Protect Yourself on Social Media: A Guide to Avoiding Phishing Scams on Facebook

About the Author: Tricia Allenson

Identity theft has been around long before the internet. However, in the ever-evolving landscape of online threats, phishing scams have become increasingly sophisticated by targeting social media users on a wide range of platforms. One particularly alarming trend revolves around Facebook. Scammers attempt to impersonate official Facebook (Meta) sources to trick users into believing that their profiles are at risk of being deactivated. They use scare tactics and buzzwords such as “deleted”, “disabled”, or “restricted” and usually claim some sort of alleged copyright or terms of service violation. Typically, these notifications will be sent to the Facebook Business Page Account. However, sometimes it can be sent in the form of an email or text message.

So, what can you do if you receive a message threatening your account? Here are a few simple steps to guide you through the process:

#1: Take a Breath

The first rule of thumb is to remain calm and breathe when you are met with alarming or threatening messages. Phishing scams are notorious for relying on fear tactics and a false sense of urgency in an attempt to manipulate users into taking fast action. By taking a moment to breathe deeply, you give yourself a few seconds to reflect on the situation with clarity. This also enables you to assess this incident more objectively instead of from a place of reactivity.

#2: Relax

Maintaining composure when faced with a potential threat is crucial. Phishing scammers are skilled manipulators who purposefully use language intended to provoke a sense of anxiety. It’s important to remember that legitimate communications from Facebook will most likely not threaten you with immediate action unless there have been prior warnings.

#3: Don’t Click Anything

Most phishing scams will include a link in the message. DO NOT click on the link for any reason. This cannot be stressed enough. These fake links are known as bait. Scammers use these links to mimic the Facebook platform and reel you into their trap. The goal is to steal your login credentials, which they will have access to after you click on the link and try to sign in.

Phishing Scam Consequences

When it comes to account violations, it is vital to remember that Facebook will never communicate with you in this type of manner. If you are confused about a message regarding the status of your account, always go directly to the source to log in at Here, you can check your notifications to confirm the legitimacy of any claims made in the threatening message.

Severe consequences can follow swiftly once a phishing link has been clicked on. The pages that these links lead to can be deceptively convincing. The page will prompt you to enter your login credentials. Once the scammers have your information, they can quickly change your password, manipulate the Two-Factor Authentication settings, and take complete control over your account.

Once this is done, the repercussions can be dire. The scammers will have access to your Facebook Account, Business Pages, and Ad Account – which most likely has your credit card information for billing purposes. Scammers can even use your Ad Account and credit card to promote their scam to a broader audience. Meanwhile, regaining control of your account can be challenging, to say the least. Most users never regain control and end up having to start new accounts.

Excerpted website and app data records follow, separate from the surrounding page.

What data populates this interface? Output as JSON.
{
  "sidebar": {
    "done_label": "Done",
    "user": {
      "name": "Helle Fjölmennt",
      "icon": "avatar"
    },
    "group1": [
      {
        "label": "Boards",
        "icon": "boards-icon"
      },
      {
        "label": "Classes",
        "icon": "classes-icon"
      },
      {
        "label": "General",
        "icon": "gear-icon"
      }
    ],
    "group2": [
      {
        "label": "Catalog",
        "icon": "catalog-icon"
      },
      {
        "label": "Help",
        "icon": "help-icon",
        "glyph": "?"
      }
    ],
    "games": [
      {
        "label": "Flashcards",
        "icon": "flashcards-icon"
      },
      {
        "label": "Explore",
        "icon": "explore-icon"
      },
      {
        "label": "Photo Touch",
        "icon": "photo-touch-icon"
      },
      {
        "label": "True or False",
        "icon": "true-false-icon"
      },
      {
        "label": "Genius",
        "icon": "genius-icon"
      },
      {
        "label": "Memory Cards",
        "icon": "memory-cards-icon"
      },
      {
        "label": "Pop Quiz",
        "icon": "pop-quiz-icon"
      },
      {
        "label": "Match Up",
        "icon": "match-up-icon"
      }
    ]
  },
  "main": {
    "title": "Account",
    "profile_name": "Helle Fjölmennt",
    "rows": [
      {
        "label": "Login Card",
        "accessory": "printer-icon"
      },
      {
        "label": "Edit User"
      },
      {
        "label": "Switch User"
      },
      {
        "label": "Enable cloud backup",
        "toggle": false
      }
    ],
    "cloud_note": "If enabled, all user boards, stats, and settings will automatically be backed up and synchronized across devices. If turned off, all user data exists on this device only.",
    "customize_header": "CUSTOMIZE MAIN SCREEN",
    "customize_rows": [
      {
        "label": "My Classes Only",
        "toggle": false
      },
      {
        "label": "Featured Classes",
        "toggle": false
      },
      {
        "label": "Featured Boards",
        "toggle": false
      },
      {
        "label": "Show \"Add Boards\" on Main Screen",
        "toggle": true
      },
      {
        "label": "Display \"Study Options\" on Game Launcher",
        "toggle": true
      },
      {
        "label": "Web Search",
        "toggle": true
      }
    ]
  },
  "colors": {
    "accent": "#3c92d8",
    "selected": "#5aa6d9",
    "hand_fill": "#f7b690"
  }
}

To prevent yourself from falling prey to phishing scams on Facebook, please take a moment to watch the following video. Through a review of phishing scams, you will learn how to recognize them and what steps to take to report or shut down the fake accounts that are responsible for them.

Always remember to be vigilant and stay informed. You can prevent your information from falling into the hands of cybercriminals and protect your online presence by staying a step ahead of phishing scams. Awareness, caution, and the ability to recognize the red flags are the keys to social media safety.